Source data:

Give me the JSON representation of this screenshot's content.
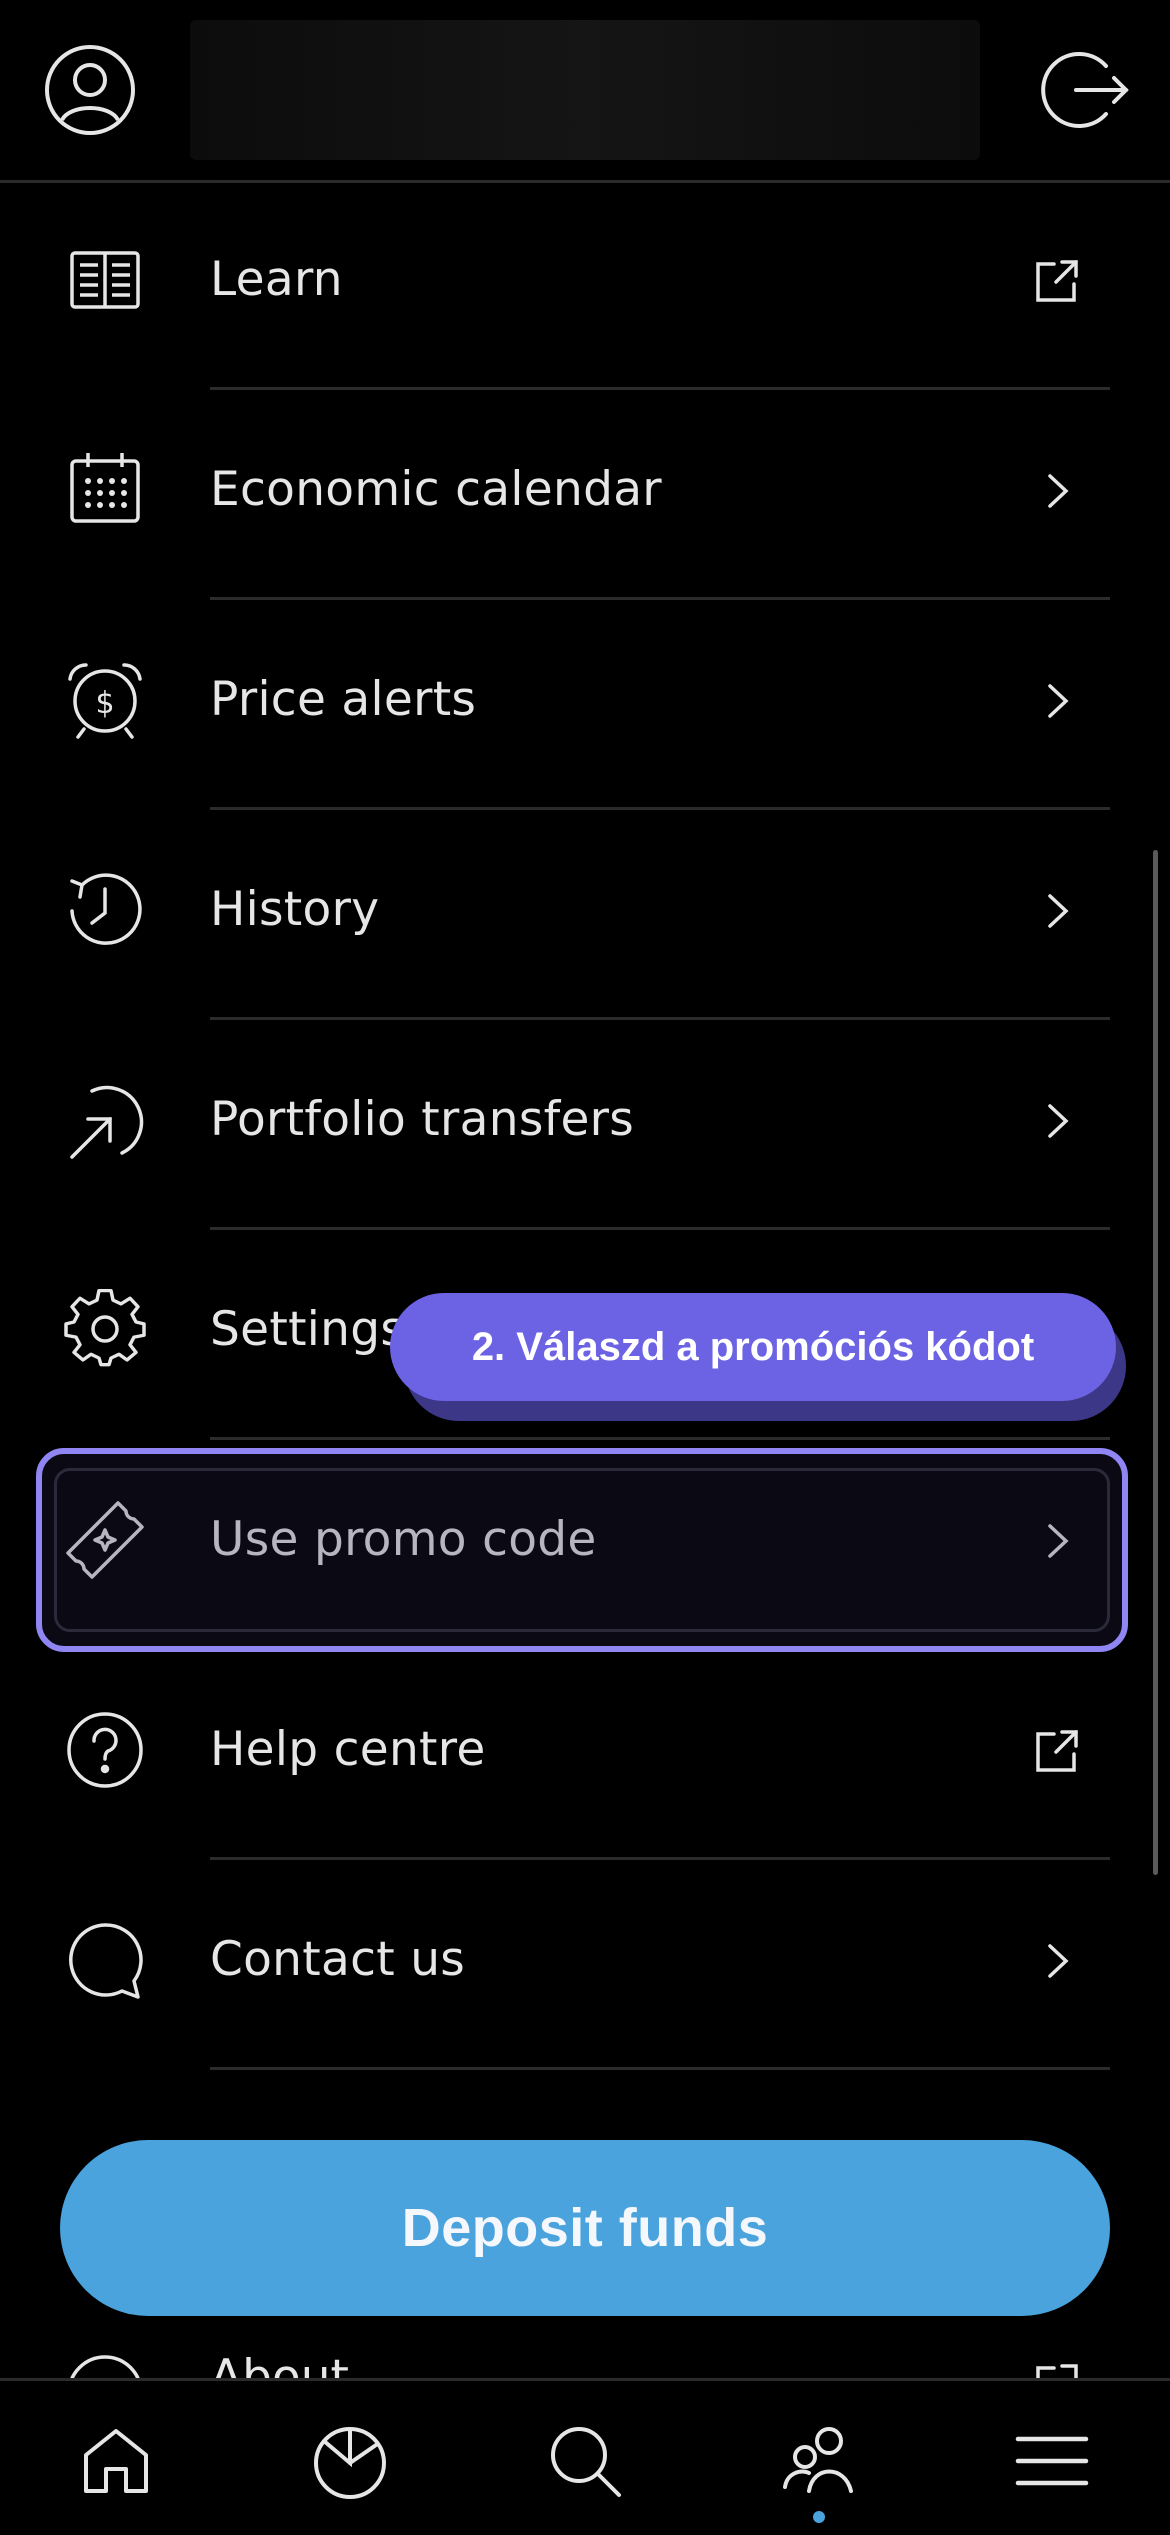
{
  "header": {
    "profile_icon": "user-circle-icon",
    "logout_icon": "logout-icon"
  },
  "menu": {
    "items": [
      {
        "label": "Learn",
        "icon": "book-icon",
        "trailing": "external-link-icon"
      },
      {
        "label": "Economic calendar",
        "icon": "calendar-icon",
        "trailing": "chevron-right-icon"
      },
      {
        "label": "Price alerts",
        "icon": "alarm-clock-dollar-icon",
        "trailing": "chevron-right-icon"
      },
      {
        "label": "History",
        "icon": "history-clock-icon",
        "trailing": "chevron-right-icon"
      },
      {
        "label": "Portfolio transfers",
        "icon": "transfer-arrow-icon",
        "trailing": "chevron-right-icon"
      },
      {
        "label": "Settings",
        "icon": "gear-icon",
        "trailing": "chevron-right-icon"
      },
      {
        "label": "Use promo code",
        "icon": "ticket-icon",
        "trailing": "chevron-right-icon"
      },
      {
        "label": "Help centre",
        "icon": "question-circle-icon",
        "trailing": "external-link-icon"
      },
      {
        "label": "Contact us",
        "icon": "chat-bubble-icon",
        "trailing": "chevron-right-icon"
      }
    ],
    "peek_label": "About"
  },
  "tooltip": {
    "text": "2. Válaszd a promóciós kódot"
  },
  "deposit": {
    "label": "Deposit funds"
  },
  "tabbar": {
    "tabs": [
      {
        "icon": "home-icon"
      },
      {
        "icon": "portfolio-pie-icon"
      },
      {
        "icon": "search-icon"
      },
      {
        "icon": "social-people-icon",
        "active": true
      },
      {
        "icon": "menu-icon"
      }
    ]
  },
  "colors": {
    "background": "#000000",
    "accent_blue": "#4aa3dc",
    "tooltip_purple": "#6c63e4",
    "highlight_border": "#8f86f4",
    "text": "#e6e6e6"
  }
}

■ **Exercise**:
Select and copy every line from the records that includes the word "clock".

■ **Response box**:
        "icon": "alarm-clock-dollar-icon",
        "icon": "history-clock-icon",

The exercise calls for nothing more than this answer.